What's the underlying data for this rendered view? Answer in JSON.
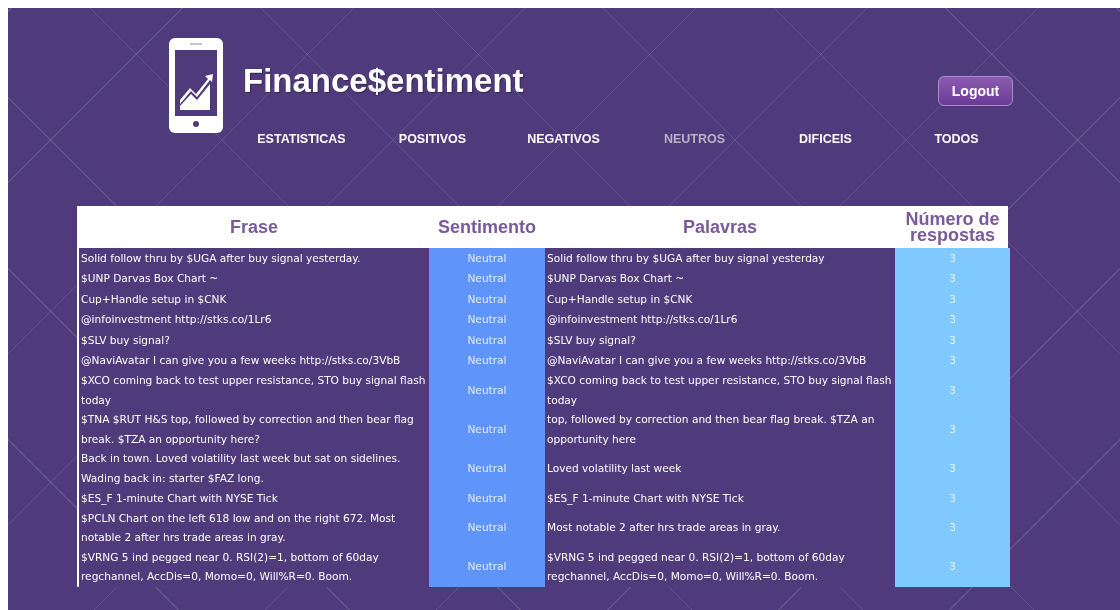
{
  "header": {
    "title": "Finance$entiment",
    "logout": "Logout"
  },
  "nav": [
    {
      "label": "ESTATISTICAS",
      "selected": false
    },
    {
      "label": "POSITIVOS",
      "selected": false
    },
    {
      "label": "NEGATIVOS",
      "selected": false
    },
    {
      "label": "NEUTROS",
      "selected": true
    },
    {
      "label": "DIFICEIS",
      "selected": false
    },
    {
      "label": "TODOS",
      "selected": false
    }
  ],
  "table": {
    "columns": [
      "Frase",
      "Sentimento",
      "Palavras",
      "Número de respostas"
    ],
    "rows": [
      {
        "frase": "Solid follow thru by $UGA after buy signal yesterday.",
        "sentimento": "Neutral",
        "palavras": "Solid follow thru by $UGA after buy signal yesterday",
        "respostas": "3"
      },
      {
        "frase": "$UNP Darvas Box Chart ~",
        "sentimento": "Neutral",
        "palavras": "$UNP Darvas Box Chart ~",
        "respostas": "3"
      },
      {
        "frase": "Cup+Handle setup in $CNK",
        "sentimento": "Neutral",
        "palavras": "Cup+Handle setup in $CNK",
        "respostas": "3"
      },
      {
        "frase": "@infoinvestment http://stks.co/1Lr6",
        "sentimento": "Neutral",
        "palavras": "@infoinvestment http://stks.co/1Lr6",
        "respostas": "3"
      },
      {
        "frase": "$SLV buy signal?",
        "sentimento": "Neutral",
        "palavras": "$SLV buy signal?",
        "respostas": "3"
      },
      {
        "frase": "@NaviAvatar I can give you a few weeks http://stks.co/3VbB",
        "sentimento": "Neutral",
        "palavras": "@NaviAvatar I can give you a few weeks http://stks.co/3VbB",
        "respostas": "3"
      },
      {
        "frase": "$XCO coming back to test upper resistance, STO buy signal flash today",
        "sentimento": "Neutral",
        "palavras": "$XCO coming back to test upper resistance, STO buy signal flash today",
        "respostas": "3"
      },
      {
        "frase": "$TNA $RUT H&S top, followed by correction and then bear flag break. $TZA an opportunity here?",
        "sentimento": "Neutral",
        "palavras": "top, followed by correction and then bear flag break. $TZA an opportunity here",
        "respostas": "3"
      },
      {
        "frase": "Back in town. Loved volatility last week but sat on sidelines. Wading back in: starter $FAZ long.",
        "sentimento": "Neutral",
        "palavras": "Loved volatility last week",
        "respostas": "3"
      },
      {
        "frase": "$ES_F 1-minute Chart with NYSE Tick",
        "sentimento": "Neutral",
        "palavras": "$ES_F 1-minute Chart with NYSE Tick",
        "respostas": "3"
      },
      {
        "frase": "$PCLN Chart on the left 618 low and on the right 672. Most notable 2 after hrs trade areas in gray.",
        "sentimento": "Neutral",
        "palavras": "Most notable 2 after hrs trade areas in gray.",
        "respostas": "3"
      },
      {
        "frase": "$VRNG 5 ind pegged near 0. RSI(2)=1, bottom of 60day regchannel, AccDis=0, Momo=0, Will%R=0. Boom.",
        "sentimento": "Neutral",
        "palavras": "$VRNG 5 ind pegged near 0. RSI(2)=1, bottom of 60day regchannel, AccDis=0, Momo=0, Will%R=0. Boom.",
        "respostas": "3"
      }
    ]
  }
}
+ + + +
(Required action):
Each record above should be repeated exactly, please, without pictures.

(Output for this task):
What's the underlying data for this rendered view? Answer in JSON.
{
  "header": {
    "title": "Finance$entiment",
    "logout": "Logout"
  },
  "nav": [
    {
      "label": "ESTATISTICAS",
      "selected": false
    },
    {
      "label": "POSITIVOS",
      "selected": false
    },
    {
      "label": "NEGATIVOS",
      "selected": false
    },
    {
      "label": "NEUTROS",
      "selected": true
    },
    {
      "label": "DIFICEIS",
      "selected": false
    },
    {
      "label": "TODOS",
      "selected": false
    }
  ],
  "table": {
    "columns": [
      "Frase",
      "Sentimento",
      "Palavras",
      "Número de respostas"
    ],
    "rows": [
      {
        "frase": "Solid follow thru by $UGA after buy signal yesterday.",
        "sentimento": "Neutral",
        "palavras": "Solid follow thru by $UGA after buy signal yesterday",
        "respostas": "3"
      },
      {
        "frase": "$UNP Darvas Box Chart ~",
        "sentimento": "Neutral",
        "palavras": "$UNP Darvas Box Chart ~",
        "respostas": "3"
      },
      {
        "frase": "Cup+Handle setup in $CNK",
        "sentimento": "Neutral",
        "palavras": "Cup+Handle setup in $CNK",
        "respostas": "3"
      },
      {
        "frase": "@infoinvestment http://stks.co/1Lr6",
        "sentimento": "Neutral",
        "palavras": "@infoinvestment http://stks.co/1Lr6",
        "respostas": "3"
      },
      {
        "frase": "$SLV buy signal?",
        "sentimento": "Neutral",
        "palavras": "$SLV buy signal?",
        "respostas": "3"
      },
      {
        "frase": "@NaviAvatar I can give you a few weeks http://stks.co/3VbB",
        "sentimento": "Neutral",
        "palavras": "@NaviAvatar I can give you a few weeks http://stks.co/3VbB",
        "respostas": "3"
      },
      {
        "frase": "$XCO coming back to test upper resistance, STO buy signal flash today",
        "sentimento": "Neutral",
        "palavras": "$XCO coming back to test upper resistance, STO buy signal flash today",
        "respostas": "3"
      },
      {
        "frase": "$TNA $RUT H&S top, followed by correction and then bear flag break. $TZA an opportunity here?",
        "sentimento": "Neutral",
        "palavras": "top, followed by correction and then bear flag break. $TZA an opportunity here",
        "respostas": "3"
      },
      {
        "frase": "Back in town. Loved volatility last week but sat on sidelines. Wading back in: starter $FAZ long.",
        "sentimento": "Neutral",
        "palavras": "Loved volatility last week",
        "respostas": "3"
      },
      {
        "frase": "$ES_F 1-minute Chart with NYSE Tick",
        "sentimento": "Neutral",
        "palavras": "$ES_F 1-minute Chart with NYSE Tick",
        "respostas": "3"
      },
      {
        "frase": "$PCLN Chart on the left 618 low and on the right 672. Most notable 2 after hrs trade areas in gray.",
        "sentimento": "Neutral",
        "palavras": "Most notable 2 after hrs trade areas in gray.",
        "respostas": "3"
      },
      {
        "frase": "$VRNG 5 ind pegged near 0. RSI(2)=1, bottom of 60day regchannel, AccDis=0, Momo=0, Will%R=0. Boom.",
        "sentimento": "Neutral",
        "palavras": "$VRNG 5 ind pegged near 0. RSI(2)=1, bottom of 60day regchannel, AccDis=0, Momo=0, Will%R=0. Boom.",
        "respostas": "3"
      }
    ]
  }
}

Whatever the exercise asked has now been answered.